Linger a Moment Longer
The opening minutes to “Elvedon,” by Greek choreographer Christos Papadopolous, performed by members of his company, Leon and The Wolf, are less than auspicious. Following a sequence that seems to aspire to being the world’s most prolonged, and underwhelming, display of twerking, six dancers gradually stand upright, eventually facing the audience. Initial impressions suggest that if Robert Palmer’s expressionless backing band on Addicted to Love, had traded in their black dresses and lipstick for dance wear and started a dance troupe, this would be the result. Small, rhythmic patterns of movement repeated endlessly, fixed facial expressions, nothing much appears to be happening. Just as you’re thinking you can’t linger another moment, linger a moment longer. For the devil soon reveals itself in the detail.
Looking, for all intents and purposes, like the dance equivalent of non-dramatic theatre, “Elvedon” defines itself as much by what it is not as by what it aspires to be. Minimalist in movement, dealing in minute physical articulations, “Elvedon’s” minimalism requires rigour, focus, patience, and synchronicity of the highest order. The result is a mesmerising, hypnotic and captivating simplicity that’s simply irresistible. Inspired by Virginia Woolf’s novel The Waves, “Elvedon” deals with the passing of time for six, distinct friends as they move from childhood through to old age. Yet, as is often the case with minimalism, the open spaces it creates leaves room for a myriad of interpretations, often suggesting something larger than the tale it aspires to tell. There’s impressions here of unconscious uniformity, of expressionless people as drone like machines moving with military regimented precision, of a hive mind’s collective unconscious, of tribalism, ritual, and of the tension between the communal and the individual, to name but a few.

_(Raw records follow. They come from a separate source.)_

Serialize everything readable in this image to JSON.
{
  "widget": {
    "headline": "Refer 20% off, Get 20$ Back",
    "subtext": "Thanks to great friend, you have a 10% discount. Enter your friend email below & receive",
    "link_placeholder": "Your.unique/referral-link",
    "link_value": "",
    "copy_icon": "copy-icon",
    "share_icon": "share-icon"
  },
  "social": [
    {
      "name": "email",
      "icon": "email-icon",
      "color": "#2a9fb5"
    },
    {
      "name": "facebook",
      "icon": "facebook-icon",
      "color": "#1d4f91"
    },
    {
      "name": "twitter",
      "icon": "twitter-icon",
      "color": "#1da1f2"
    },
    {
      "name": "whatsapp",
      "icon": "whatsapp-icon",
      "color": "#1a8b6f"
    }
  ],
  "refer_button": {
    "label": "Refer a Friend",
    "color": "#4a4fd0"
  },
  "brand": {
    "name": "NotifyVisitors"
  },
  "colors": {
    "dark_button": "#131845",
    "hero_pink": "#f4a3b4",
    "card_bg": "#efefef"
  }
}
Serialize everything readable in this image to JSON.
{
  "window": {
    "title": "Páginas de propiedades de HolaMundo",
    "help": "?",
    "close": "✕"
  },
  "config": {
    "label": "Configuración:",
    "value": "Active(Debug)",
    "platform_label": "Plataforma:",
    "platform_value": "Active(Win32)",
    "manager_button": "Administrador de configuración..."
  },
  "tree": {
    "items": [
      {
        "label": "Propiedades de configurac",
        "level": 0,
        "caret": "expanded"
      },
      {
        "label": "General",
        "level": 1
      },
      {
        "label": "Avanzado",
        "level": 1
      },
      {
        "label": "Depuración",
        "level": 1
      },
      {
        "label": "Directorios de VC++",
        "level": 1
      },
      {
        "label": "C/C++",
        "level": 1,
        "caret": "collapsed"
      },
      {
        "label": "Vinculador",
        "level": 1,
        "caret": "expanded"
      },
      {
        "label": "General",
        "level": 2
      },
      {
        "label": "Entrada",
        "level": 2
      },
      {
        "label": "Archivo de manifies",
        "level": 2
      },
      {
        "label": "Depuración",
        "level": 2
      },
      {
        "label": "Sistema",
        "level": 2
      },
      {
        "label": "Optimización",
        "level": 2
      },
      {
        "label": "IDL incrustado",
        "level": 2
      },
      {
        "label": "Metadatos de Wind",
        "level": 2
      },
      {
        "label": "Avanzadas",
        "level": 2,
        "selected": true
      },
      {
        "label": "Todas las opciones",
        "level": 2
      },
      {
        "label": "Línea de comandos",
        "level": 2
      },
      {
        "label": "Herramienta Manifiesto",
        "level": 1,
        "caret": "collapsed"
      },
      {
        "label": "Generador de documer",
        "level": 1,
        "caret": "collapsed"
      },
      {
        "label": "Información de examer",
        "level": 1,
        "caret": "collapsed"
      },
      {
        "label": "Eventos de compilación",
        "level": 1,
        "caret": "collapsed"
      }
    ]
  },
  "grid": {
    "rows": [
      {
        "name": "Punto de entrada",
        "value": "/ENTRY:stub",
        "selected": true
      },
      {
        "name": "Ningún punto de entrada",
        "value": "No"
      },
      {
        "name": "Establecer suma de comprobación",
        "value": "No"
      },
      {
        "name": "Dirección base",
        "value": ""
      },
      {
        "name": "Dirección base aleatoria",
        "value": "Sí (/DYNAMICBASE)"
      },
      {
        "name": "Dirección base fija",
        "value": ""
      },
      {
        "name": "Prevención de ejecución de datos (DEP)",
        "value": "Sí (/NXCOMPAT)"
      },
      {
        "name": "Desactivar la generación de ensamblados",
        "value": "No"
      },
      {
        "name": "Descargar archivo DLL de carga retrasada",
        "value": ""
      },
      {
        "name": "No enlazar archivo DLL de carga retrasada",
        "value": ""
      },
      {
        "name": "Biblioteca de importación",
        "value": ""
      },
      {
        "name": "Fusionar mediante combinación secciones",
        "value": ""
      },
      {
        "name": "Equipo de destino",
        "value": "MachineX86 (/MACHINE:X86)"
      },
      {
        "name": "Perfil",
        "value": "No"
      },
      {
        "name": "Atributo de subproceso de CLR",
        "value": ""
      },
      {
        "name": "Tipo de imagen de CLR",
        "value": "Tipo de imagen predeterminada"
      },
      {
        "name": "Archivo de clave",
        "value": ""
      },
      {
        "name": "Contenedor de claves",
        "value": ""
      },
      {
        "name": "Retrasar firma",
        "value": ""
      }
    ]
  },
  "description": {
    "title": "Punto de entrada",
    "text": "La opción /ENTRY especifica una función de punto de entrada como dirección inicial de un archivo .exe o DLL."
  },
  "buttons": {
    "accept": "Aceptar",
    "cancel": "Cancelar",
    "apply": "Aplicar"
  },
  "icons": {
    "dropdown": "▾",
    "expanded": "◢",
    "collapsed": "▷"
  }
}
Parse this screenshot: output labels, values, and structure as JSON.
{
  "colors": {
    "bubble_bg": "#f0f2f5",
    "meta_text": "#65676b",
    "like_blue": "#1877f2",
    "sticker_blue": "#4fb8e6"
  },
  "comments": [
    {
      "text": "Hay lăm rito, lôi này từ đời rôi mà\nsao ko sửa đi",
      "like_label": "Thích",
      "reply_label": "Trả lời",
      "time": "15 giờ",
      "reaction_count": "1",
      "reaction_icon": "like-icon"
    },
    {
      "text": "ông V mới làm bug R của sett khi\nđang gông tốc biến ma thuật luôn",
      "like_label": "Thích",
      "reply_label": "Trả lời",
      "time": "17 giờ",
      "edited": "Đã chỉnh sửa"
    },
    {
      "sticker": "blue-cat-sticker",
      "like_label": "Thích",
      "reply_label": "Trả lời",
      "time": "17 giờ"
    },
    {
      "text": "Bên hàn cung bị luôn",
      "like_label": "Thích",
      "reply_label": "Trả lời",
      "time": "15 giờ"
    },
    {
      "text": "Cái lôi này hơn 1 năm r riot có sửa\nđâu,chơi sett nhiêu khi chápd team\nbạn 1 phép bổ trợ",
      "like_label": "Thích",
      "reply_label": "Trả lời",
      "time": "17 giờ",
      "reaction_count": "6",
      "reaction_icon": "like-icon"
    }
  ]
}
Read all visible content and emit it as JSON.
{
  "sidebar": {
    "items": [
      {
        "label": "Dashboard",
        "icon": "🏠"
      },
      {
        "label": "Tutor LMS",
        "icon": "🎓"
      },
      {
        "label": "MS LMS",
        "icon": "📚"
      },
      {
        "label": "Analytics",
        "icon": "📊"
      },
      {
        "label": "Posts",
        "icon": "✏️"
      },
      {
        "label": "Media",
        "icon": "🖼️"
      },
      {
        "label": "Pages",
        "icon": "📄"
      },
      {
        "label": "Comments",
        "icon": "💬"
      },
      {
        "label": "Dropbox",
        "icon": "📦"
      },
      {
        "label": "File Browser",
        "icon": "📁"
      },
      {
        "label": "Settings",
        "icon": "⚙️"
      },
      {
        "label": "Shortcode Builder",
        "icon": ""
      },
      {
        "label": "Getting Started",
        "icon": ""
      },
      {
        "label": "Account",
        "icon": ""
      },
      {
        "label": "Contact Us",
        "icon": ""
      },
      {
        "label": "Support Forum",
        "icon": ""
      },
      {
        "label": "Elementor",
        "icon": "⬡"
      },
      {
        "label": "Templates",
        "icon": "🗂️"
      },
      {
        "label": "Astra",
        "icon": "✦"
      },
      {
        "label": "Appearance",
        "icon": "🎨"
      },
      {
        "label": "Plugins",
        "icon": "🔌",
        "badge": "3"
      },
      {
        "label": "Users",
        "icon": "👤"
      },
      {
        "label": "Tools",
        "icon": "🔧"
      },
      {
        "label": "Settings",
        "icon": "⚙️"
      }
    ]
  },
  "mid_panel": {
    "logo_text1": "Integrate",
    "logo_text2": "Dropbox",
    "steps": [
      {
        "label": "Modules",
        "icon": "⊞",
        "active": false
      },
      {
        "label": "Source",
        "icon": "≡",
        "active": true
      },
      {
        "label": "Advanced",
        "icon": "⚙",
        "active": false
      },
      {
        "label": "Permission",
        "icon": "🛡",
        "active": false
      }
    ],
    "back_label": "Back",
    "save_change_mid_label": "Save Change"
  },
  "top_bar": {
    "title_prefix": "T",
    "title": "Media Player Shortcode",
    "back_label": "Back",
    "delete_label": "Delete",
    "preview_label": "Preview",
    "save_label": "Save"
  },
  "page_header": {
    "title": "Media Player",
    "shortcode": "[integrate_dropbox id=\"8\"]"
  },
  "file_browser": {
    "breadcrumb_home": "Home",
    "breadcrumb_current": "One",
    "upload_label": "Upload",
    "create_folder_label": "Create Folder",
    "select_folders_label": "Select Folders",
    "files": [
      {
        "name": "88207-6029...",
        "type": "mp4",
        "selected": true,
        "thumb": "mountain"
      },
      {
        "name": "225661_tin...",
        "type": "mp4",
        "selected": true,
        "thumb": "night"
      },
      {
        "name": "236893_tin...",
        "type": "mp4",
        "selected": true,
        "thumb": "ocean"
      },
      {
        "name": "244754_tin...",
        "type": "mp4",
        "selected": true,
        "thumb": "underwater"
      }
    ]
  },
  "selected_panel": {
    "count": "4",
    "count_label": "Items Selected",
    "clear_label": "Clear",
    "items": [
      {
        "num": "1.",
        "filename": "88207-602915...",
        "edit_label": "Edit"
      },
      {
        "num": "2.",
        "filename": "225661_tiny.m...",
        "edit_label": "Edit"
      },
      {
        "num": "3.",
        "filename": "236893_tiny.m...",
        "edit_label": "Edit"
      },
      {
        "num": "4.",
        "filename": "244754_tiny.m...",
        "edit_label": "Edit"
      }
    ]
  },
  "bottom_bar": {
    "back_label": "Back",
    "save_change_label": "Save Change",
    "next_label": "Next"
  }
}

Papadopolous’s choreography may take some time to fully reveal its power, but, ultimately, it’s well worth waiting for, even if some sequences lose their sheen a little by overstaying their welcome. Initially employing small, simple sequences of synchronised shakes concentrated in the hips, feet and arms, alongside short imperceptible steps, movement seems to unconsciously emerge as dancers respond to a heavily metronome driven soundtrack by Coti.K. Patterns soon follow as solos, duets and groupings appear. Dancers Maria Bregianni, Epaminondas Damopoulos, Konstantina Gogoulou, Chara Kotsali, Charalampos Kousios and Ioanna Paraskevopoulou might all look like they’re doing the same thing, but the constant rhythmic repetition and shifts in groupings soon reveals subtle differences, and the individual uniqueness of each dancer as a result. When smiles momentarily appear, it’s like sunlight breaking through clouds and you can’t help but feel it. But time hurries as it passes, and what initially looks like Feldenkrais on speed soon becomes a racing, running movement for as long the dancer can last. As dancers fade into the dark, you marvel at how so much warmth, joy and charm can be generated with so little happening and so much repetition.
In the end, “Elvedon” is a seduction, and a long, slow one at that. At times, it feels like gazing at a hypnotist’s watch as it lures you deeper with its rhythmic swaying. The best thing to do is not to fight it. Just surrender and be carried away.
“Elvedon,” by Christos Papadopolous/Leon and The Wolf, runs at The Samuel Beckett Theatre as part of the Dublin Dance Festival 2017 until May 20th
For more information, visit Samuel Beckett Theatre or Dublin Dance Festival